Hakka Lutherans

The Hakka are a distinct ethnic sub-group of Chinese people and Hakka is also a distinct language.  The Hakkas originated from Northern China and in a series of migrations, they moved and settled in their present areas in Southern China, and from there, substantial numbers migrated to various countries throughout the world. With nomadic origins, the Hakkas are not named after a geographical region, but modern day Hakkas are generally identified with people who either speak the Hakka language or share Hakka ancestry.  While the Vancouver Hakka community was estimated as less than 100 in 1970 (Wilmott, BC Studies, 1970), there was significant immigration growth in the 1980s and 1990s.

In 1982 a group of Hakka Lutherans had a vision of starting a Hakka church in Vancouver and thus created the Basel Hakka Lutheran Church (BHLC). According to the BHLC web site, the first meeting was held at the basement of Brother Stephen Chong‘s residence and the BHLC subsequently used the First Lutheran Church for Sunday services. After three years, in 1985, the BHLC was able to acquire their own building and moved into 823 Jackson Avenue (pictured shortly after purchase in 1985).  The congregation grew very quickly during the immigration rush from 1985-1995.  Initial services were conducted only in the Hakka language, but seeing the increasing number of young people, who primarily speak only English, the church started the English service in 1992.

The BHLC made a number of changes to the property at 823 Jackson Avenue during the time they owned it. Shortly after purchasing the building, the BHLC installed two white crosses, one on the south side of the building and one on the east side, and replaced the altar windows.  In 1987 the south half of the property was asphalted for use as a parking lot. Sometime between 1988 and 1994 the upstairs windows were replaced and in 1995 the roof was replaced with a red metal roof (from the  previous black shingles).

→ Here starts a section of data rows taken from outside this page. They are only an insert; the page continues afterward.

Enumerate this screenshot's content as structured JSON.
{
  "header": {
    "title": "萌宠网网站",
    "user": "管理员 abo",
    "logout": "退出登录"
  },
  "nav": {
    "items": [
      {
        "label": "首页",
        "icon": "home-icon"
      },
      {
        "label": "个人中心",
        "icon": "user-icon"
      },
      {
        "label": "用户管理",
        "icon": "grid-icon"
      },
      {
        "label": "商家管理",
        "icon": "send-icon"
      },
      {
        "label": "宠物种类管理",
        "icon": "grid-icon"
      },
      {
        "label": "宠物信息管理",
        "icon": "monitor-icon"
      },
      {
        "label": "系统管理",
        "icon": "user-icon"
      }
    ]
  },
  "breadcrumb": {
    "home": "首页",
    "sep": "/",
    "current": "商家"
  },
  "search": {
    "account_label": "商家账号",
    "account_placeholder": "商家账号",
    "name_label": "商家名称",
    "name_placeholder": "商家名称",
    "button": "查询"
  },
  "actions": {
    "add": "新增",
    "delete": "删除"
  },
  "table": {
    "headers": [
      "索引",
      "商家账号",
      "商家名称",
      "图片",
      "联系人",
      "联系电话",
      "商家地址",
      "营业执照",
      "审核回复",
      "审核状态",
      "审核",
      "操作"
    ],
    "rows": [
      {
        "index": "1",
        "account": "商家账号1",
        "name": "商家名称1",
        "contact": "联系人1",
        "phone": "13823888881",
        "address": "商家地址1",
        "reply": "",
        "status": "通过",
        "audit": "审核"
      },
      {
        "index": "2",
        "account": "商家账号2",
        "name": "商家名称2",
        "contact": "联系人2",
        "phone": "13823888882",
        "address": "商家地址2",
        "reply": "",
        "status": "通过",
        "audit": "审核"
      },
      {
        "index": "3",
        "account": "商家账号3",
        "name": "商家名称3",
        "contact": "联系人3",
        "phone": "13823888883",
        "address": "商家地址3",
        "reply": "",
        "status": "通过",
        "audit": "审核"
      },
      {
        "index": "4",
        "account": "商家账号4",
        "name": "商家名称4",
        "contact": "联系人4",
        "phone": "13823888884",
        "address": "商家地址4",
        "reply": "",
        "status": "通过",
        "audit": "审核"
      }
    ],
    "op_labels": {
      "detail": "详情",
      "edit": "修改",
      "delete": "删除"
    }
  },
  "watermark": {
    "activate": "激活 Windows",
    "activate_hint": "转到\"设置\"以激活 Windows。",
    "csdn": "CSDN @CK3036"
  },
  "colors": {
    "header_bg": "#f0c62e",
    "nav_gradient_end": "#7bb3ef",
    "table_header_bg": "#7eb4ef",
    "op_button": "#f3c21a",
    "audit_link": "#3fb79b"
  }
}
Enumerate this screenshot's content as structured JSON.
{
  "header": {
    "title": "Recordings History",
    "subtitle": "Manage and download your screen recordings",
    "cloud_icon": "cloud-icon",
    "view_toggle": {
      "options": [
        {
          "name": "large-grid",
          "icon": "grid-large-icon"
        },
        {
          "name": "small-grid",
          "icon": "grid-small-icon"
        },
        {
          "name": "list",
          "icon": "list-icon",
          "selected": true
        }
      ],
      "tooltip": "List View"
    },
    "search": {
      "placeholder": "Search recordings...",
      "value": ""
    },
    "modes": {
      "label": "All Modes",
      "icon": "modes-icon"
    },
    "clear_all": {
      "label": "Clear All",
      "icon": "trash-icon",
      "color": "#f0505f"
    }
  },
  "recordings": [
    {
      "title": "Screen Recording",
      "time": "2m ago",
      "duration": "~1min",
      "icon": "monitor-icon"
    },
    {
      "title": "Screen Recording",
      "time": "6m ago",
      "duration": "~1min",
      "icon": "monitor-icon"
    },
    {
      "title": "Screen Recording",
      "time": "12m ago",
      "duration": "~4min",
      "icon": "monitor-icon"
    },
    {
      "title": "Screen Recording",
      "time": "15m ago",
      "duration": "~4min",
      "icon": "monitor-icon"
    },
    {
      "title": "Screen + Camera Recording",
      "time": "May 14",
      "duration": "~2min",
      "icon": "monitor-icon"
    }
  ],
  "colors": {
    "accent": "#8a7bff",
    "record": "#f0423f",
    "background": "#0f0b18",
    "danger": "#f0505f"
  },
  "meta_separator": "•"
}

In 2000, due to the growth of its activities, BHLC decided to expand its church building and formed a building expansion committee. In 2007 sufficient money was raised to purchase the building at 2575 Nanaimo Street in Vancouver. On October 26, 2008, 823 Jackson Avenue was officially decommissioned by the BHLC in a ceremony that included members of the Hogan’s Alley Memorial Project, and the property was sold as a private residence.